Utah Beach & Sainte-Mère-Église: Countdown to the 75th Anniversary of D-Day
The next morning (see previous post for our experience at Arromanches), we woke up and made the 45-minute drive from Arromanches to Utah Beach. Making this drive really opened our eyes to the sheer expanse of the D-Day landing. To think that more than 100,000 Allied paratroopers and ground forces had landed on this 10 mile stretch of beach blew my mind.
We arrived at the beach and found memorials everywhere, recognizing various divisions and battalions that fought at Utah Beach.
We were surprised to see a restored carrier displaying model soldiers as we approached the walkway to the beach. This really brought to life the wreckage that we had seen the night before at Gold Beach in Arromanches. I could envision thousands of soldiers coming in on those vessels, waiting to storm the seemingly impossible beaches.
We walked onto the beach, and surprisingly it looked like any other beach. The debris, shrapnel, and ruins that were left after D-Day had been cleared out. We were left to our imaginations to envision all that had happened here.
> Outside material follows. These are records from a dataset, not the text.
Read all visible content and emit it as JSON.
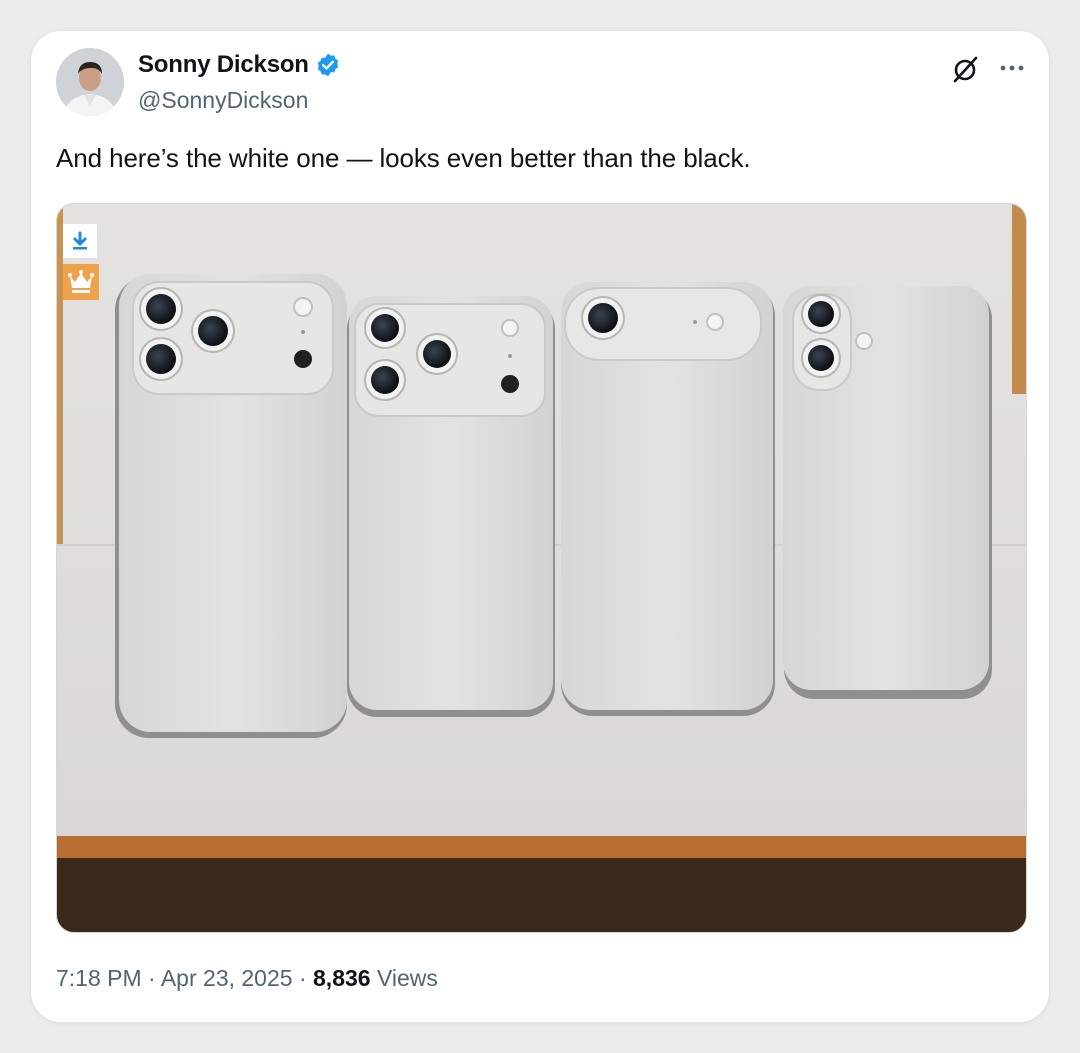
{
  "author": {
    "name": "Sonny Dickson",
    "handle": "@SonnyDickson",
    "verified_icon": "verified-badge-icon",
    "badge_color": "#1d9bf0"
  },
  "header_actions": {
    "grok_icon": "grok-slash-circle-icon",
    "more_icon": "more-horizontal-icon"
  },
  "tweet": {
    "text": "And here’s the white one — looks even better than the black."
  },
  "media": {
    "overlay_buttons": [
      "download-icon",
      "crown-vip-icon"
    ],
    "overlay_color": "#f0a24a"
  },
  "footer": {
    "time": "7:18 PM",
    "separator": "·",
    "date": "Apr 23, 2025",
    "views_count": "8,836",
    "views_label": "Views"
  }
}
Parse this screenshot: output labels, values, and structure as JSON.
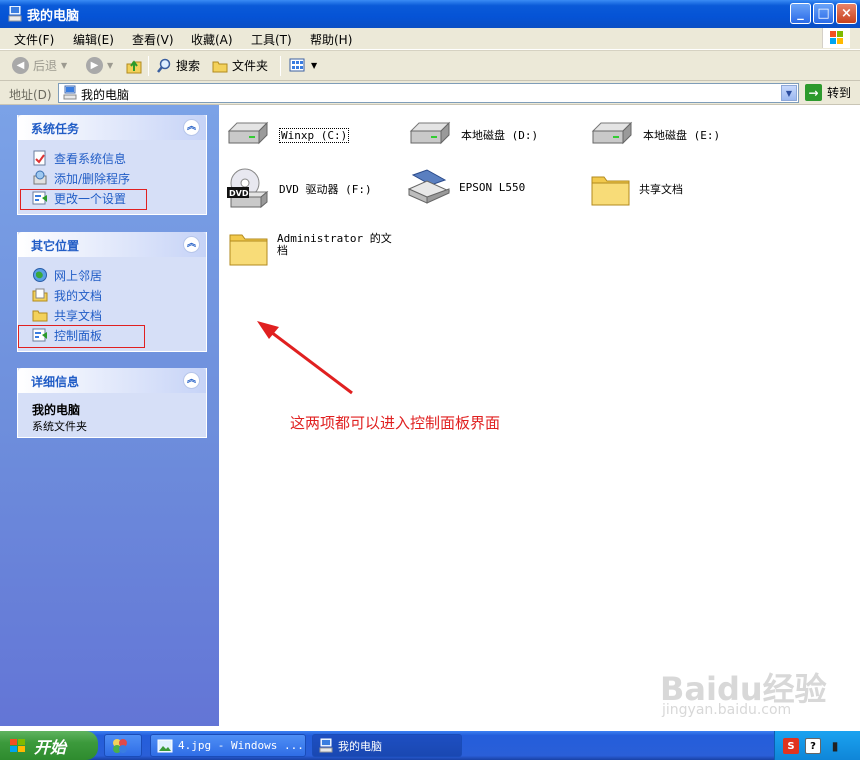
{
  "window": {
    "title": "我的电脑",
    "buttons": [
      "_",
      "□",
      "×"
    ]
  },
  "menubar": {
    "items": [
      "文件(F)",
      "编辑(E)",
      "查看(V)",
      "收藏(A)",
      "工具(T)",
      "帮助(H)"
    ]
  },
  "toolbar": {
    "back": "后退",
    "search": "搜索",
    "folders": "文件夹"
  },
  "addressbar": {
    "label": "地址(D)",
    "value": "我的电脑",
    "go": "转到"
  },
  "sidebar": {
    "system_tasks": {
      "title": "系统任务",
      "items": [
        {
          "label": "查看系统信息",
          "icon": "system-info-icon"
        },
        {
          "label": "添加/删除程序",
          "icon": "add-remove-icon"
        },
        {
          "label": "更改一个设置",
          "icon": "control-panel-icon"
        }
      ]
    },
    "other_places": {
      "title": "其它位置",
      "items": [
        {
          "label": "网上邻居",
          "icon": "network-icon"
        },
        {
          "label": "我的文档",
          "icon": "documents-icon"
        },
        {
          "label": "共享文档",
          "icon": "folder-icon"
        },
        {
          "label": "控制面板",
          "icon": "control-panel-icon"
        }
      ]
    },
    "details": {
      "title": "详细信息",
      "name": "我的电脑",
      "type": "系统文件夹"
    }
  },
  "content": {
    "items": [
      {
        "label": "Winxp (C:)",
        "icon": "hard-drive-icon"
      },
      {
        "label": "本地磁盘 (D:)",
        "icon": "hard-drive-icon"
      },
      {
        "label": "本地磁盘 (E:)",
        "icon": "hard-drive-icon"
      },
      {
        "label": "DVD 驱动器 (F:)",
        "icon": "dvd-drive-icon"
      },
      {
        "label": "EPSON L550",
        "icon": "scanner-icon"
      },
      {
        "label": "共享文档",
        "icon": "folder-icon"
      },
      {
        "label": "Administrator 的文档",
        "icon": "folder-icon"
      }
    ],
    "annotation": "这两项都可以进入控制面板界面"
  },
  "taskbar": {
    "start": "开始",
    "tasks": [
      {
        "label": "4.jpg - Windows ..."
      },
      {
        "label": "我的电脑"
      }
    ]
  },
  "watermark": {
    "brand": "Baidu经验",
    "url": "jingyan.baidu.com"
  },
  "colors": {
    "titlebar": "#0553d6",
    "sidebar_link": "#215dc6",
    "annotation": "#e02020"
  }
}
After walking the beach, we continued on to the Airborne Museum in Sainte-Mère-Église. This museum was dedicated to the stories of the paratroopers of D-Day, complete with stories, memorabilia, planes, transport machines, and interactive exhibits. It was a great initial launch into the history of D-Day for this novice.
As we toured the museum, the stories brought the paratrooper experience to life. D-Day preparations took meticulous planning, and they had hoped to launch the attack days/weeks before June 6, but the weather had been so bad they postponed. They wanted the best weather conditions possible for the soldiers jumping out of planes and directly heading into battle. It finally got to a point that they felt waiting any longer would be detrimental to the mission, so they launched surprisingly in less than ideal weather. The wind caused the paratroopers to land up to 5 miles from their ideal landing zones, right into enemy fire.
One such village, Sainte-Mère-Église, was occupied by the Germans and were waiting for the paratroopers. A small town just inland of the beaches, paratrooper after paratrooper landed in and around the town, most scattered about from their platoons. They landed in trees, some were shot in the air, a few landed, and one soldier by the name of John Steele landed on the steeple of a chapel. His parachute got caught and he couldn't get down. He tried cutting his parachute restraints and was shot in the foot by a German soldier. In an effort to stay alive until he could decide how to get down, he played dead...for hours...with a bullet in the foot. He was finally spotted by German soldiers, cut down, and taken prisoner. He managed to escape and make it to the front lines in time to evacuate with the other soldiers back to Britain.
We continued through the museum and walked around the village to take it all in. We looked over at the chapel nearby and saw a parachute attached to a dummy on the steeple. This may seem silly to some, but it really struck me. The people of Sainte-Mère-Église found John Steele's story so powerful and the sacrifice of the soldiers so inspiring that they have since commemorated he and the other paratroopers by this reminder on their steeple. It was truly moving to look over and see a reminder of the story I'd just read in the museum.
We continued to walk through the town, trying to imagine what it must have been like to be a paratrooper on that fateful day. Sainte-Mère-Église ended up being one of the first towns liberated in the efforts of D-Day. The scenery and stories of this small village are astounding, and I am forever grateful to have seen it with my own eyes.